Another area he touches on in the module is contents cleaning–the hardest part of the remediation process for many people. Included in this section, is the Contents Salvation Matrix. Brian created this to help individuals not be so overwhelmed with making decisions about what to clean and what to discard. It is a color-coded inventory system that weighs the content material type against its value. The matrix will also help with contents clearance testing. I am just scratching the surface here, but it truly is genius.
Module 8: Air Treatment Technology
This module really focuses on what you can do to ensure that your home retains healthy levels of dust and particulate matter once a remediation is complete. It covers air treatment technologies and how to properly clean your home and HVAC system to keep it healthy. Brian discusses the importance of dust removal from the air and surfaces of your home. He also includes his HVAC and duct cleaning protocol to ensure that whoever you hire to do this work will do it correctly and safely. He includes a printable cheat sheet for his Main Event, Deep, and Maintenance Cleaning guidelines and procedures. The module concludes with an explanation of air treatment and why it is important to employ filtration, purification, and sanitization in that strategy. Brian also gives you his personal contact email, so that you can reach out to him for his personal technology recommendations and advice. This is incredibly helpful as all technology changes constantly, so this section would otherwise need updating frequently.

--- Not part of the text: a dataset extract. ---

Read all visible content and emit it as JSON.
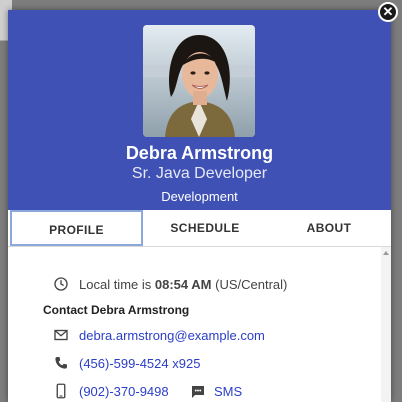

I Am Not Sure I Want to Spend Money to Learn About Mold
If you are on the fence about whether or not taking the course would bring you value, you can get a taste for how Brian writes, teaches, and presents information on his We Inspect and Facebook sites, and Instagram page. There, he shares blog posts, videos, and inspection information from out in the field and from his home office. He considers it “continuing education” for the course. The information is much less detailed and brief, but really helps you to get an insider’s view of how he thinks and presents information. I highly recommend following Brian, as I have learned tips and tricks I didn’t know before just from a few recent video clips. AND, to make the course more accessible to those who need it most, Brian is offering a 50%-off discount for you until the end of August. Just enter MOLDFREEAUGUST at checkout, and it will be automatically applied.
Questions? Comments? Want to get in touch? Write to me below or email me at firstname.lastname@example.org.